The party also says it will bust congestion by expanding several key roads.
Frecklington has proposed a six-month trial of a curfew for kids, banning kids under 14 from being outside after 8pm without an adult, and kids aged 15 to 17 from being out after 10pm without a reasonable excuse. The kids would be taken to police custody or a community refuge, and their parents fined $250.
This month Frecklington was referred to the Electoral Commission of Queensland by her own party over legal concerns about fundraising. She had attended events with prohibited donors, but she denies any wrongdoing.
In December last year, Frecklington was slammed for an interview she gave about the Labor leader. She called her opponent “Princess Palaszczuk”, saying she had an image makeover. Frecklington said she was more “grounded” because of her children — a touchy subject given Palaszczuk has been open about her fertility struggles.

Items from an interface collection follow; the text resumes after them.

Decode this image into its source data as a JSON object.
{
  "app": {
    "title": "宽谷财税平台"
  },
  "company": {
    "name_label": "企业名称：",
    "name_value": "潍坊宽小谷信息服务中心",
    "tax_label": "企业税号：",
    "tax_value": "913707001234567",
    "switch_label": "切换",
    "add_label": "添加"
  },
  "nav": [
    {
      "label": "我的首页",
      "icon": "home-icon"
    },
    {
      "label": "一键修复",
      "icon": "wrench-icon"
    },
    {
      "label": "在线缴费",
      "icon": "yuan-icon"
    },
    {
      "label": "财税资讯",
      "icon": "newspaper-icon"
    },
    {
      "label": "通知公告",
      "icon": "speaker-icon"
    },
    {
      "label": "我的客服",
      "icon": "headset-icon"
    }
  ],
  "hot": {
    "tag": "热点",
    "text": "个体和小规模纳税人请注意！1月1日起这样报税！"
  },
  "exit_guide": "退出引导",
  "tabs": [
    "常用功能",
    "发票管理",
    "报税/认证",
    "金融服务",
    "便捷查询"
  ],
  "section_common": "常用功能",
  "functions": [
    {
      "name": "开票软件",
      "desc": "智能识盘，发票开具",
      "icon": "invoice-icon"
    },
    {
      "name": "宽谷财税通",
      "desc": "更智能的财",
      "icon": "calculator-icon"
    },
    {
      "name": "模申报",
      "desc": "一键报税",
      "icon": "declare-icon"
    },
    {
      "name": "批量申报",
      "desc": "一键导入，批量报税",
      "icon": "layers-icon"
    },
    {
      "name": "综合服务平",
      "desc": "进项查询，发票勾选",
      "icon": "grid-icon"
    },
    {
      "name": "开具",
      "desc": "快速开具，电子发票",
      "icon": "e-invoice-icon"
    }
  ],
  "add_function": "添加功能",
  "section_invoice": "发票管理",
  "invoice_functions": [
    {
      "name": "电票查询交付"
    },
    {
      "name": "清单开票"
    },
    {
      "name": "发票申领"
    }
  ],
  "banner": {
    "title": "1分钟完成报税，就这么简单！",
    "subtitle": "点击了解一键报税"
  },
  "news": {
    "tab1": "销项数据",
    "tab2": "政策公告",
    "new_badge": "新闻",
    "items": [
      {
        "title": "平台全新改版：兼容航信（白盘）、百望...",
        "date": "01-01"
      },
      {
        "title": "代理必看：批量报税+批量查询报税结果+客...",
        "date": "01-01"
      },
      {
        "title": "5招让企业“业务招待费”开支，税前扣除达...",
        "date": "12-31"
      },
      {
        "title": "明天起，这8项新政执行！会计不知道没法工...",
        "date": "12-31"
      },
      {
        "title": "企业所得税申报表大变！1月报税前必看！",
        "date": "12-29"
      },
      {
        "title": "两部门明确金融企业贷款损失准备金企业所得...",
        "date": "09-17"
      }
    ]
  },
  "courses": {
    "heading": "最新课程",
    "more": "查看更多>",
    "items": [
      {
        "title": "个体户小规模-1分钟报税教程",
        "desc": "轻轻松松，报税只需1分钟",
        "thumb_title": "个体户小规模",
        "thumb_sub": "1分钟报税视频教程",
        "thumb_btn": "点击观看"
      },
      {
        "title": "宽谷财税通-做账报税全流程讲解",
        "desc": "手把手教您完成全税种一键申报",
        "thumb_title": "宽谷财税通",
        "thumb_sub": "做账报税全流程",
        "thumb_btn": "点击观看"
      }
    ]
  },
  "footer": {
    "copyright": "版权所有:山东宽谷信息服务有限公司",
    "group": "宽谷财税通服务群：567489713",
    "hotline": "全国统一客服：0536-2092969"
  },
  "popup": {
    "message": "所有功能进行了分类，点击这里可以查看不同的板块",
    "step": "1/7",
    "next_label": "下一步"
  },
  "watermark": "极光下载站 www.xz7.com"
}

Also in December, Frecklington was forced to apologise after a video made by the Gold Coast youth branch of the LNP mocked Indigenous culture. She was criticised for repeatedly using the same line — that the video was “inappropriate and the party is taking action” — at a press conference instead of addressing the issue.
In June, she survived a leadership challenge brought on by frontbenchers including her potential replacement David Crisafulli.
Rise to politics
Raised in the Brisbane suburbs, Palaszczuk was heavily influenced by her father, veteran state Labor MP Henry Pałaszczuk. She went to a Catholic girls’ school and studied to be a solicitor.
When her dad announced his intention to retire in 2006, she abandoned her legal career, contesting and winning his safe Labor seat. She was appointed opposition leader in 2012 and has been premier since 2015.
Palaszczuk has promised, if re-elected, she would allow a vote on euthanasia within months of the election.
Labor has also said it would invest $20 million to fund teacher internships, hiring thousands of new teachers and teacher aides.
The party also says it would unlock three Queensland renewable energy corridors with a $145 million investment, and protect the dying Great Barrier Reef through new protection regulations (though their protection mechanisms haven’t been very successful so far).
The premier’s former chief of staff David Barbagallo is currently being investigated after a company he partly owned received a $267,000 government investment to develop an app.
Former deputy premier and treasurer Jackie Trad was also investigated for failing to disclose a house her family had bought along the Cross River Rail, a project which fell under her ministerial responsibility.
Palaszcuk has also been criticised for her mixed messaging on coal mines.
Last year she cleared the way for the approval of a controversial $2 billion Adani Carmichael coal mine following years of delays. She approved another $1 billion coal project in Mackay in September.
Her decision to allow football players to arrive from Victoria has also been criticised. Palaszczuk has taken a hard-line stance on keeping Queensland’s borders closed during the pandemic, which has met some criticism.